==== Data shown ====
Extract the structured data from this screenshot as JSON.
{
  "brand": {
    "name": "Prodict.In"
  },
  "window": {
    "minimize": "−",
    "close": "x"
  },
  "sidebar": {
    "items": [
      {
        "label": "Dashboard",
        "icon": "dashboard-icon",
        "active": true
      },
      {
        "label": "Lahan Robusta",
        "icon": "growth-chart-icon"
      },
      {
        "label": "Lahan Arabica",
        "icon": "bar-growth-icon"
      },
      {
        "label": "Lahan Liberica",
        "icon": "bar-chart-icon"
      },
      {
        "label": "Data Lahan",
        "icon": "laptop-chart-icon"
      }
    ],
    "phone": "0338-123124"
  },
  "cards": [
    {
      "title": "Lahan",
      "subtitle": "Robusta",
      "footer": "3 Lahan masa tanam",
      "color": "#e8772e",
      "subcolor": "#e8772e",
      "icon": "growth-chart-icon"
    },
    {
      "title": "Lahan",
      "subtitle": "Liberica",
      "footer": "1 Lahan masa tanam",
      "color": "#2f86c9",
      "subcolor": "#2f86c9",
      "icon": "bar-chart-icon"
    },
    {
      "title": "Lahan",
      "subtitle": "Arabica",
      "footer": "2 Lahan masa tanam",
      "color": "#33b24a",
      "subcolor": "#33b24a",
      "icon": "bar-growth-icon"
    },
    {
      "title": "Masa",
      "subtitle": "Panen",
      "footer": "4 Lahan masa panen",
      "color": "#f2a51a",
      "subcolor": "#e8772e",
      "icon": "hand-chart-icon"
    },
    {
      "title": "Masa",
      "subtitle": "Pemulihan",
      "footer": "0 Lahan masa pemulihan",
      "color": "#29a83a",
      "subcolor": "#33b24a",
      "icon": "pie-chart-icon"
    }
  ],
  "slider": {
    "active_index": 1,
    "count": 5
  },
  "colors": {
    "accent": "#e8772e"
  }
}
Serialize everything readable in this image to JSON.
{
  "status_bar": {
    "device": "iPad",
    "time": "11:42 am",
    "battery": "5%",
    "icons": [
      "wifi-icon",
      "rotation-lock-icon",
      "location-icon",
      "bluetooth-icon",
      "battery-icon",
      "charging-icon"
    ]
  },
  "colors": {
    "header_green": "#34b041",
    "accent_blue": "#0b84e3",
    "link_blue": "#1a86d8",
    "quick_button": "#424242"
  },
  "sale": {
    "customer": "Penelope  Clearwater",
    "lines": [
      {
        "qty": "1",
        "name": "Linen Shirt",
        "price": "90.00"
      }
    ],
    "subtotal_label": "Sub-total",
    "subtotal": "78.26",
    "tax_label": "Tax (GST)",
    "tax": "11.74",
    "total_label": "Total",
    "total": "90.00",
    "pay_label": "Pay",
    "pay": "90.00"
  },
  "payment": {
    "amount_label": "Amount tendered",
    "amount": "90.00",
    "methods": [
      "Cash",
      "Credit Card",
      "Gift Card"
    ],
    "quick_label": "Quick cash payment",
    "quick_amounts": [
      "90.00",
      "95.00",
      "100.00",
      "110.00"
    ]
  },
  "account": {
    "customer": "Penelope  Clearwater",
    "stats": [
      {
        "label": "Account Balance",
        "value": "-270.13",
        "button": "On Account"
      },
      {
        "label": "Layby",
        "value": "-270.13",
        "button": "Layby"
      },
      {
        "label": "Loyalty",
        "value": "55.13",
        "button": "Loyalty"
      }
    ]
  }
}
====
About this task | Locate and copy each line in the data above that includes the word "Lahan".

Answer |
        "label": "Lahan Robusta",
        "label": "Lahan Arabica",
        "label": "Lahan Liberica",
        "label": "Data Lahan",
      "title": "Lahan",
      "footer": "3 Lahan masa tanam",
      "title": "Lahan",
      "footer": "1 Lahan masa tanam",
      "title": "Lahan",
      "footer": "2 Lahan masa tanam",
      "footer": "4 Lahan masa panen",
      "footer": "0 Lahan masa pemulihan",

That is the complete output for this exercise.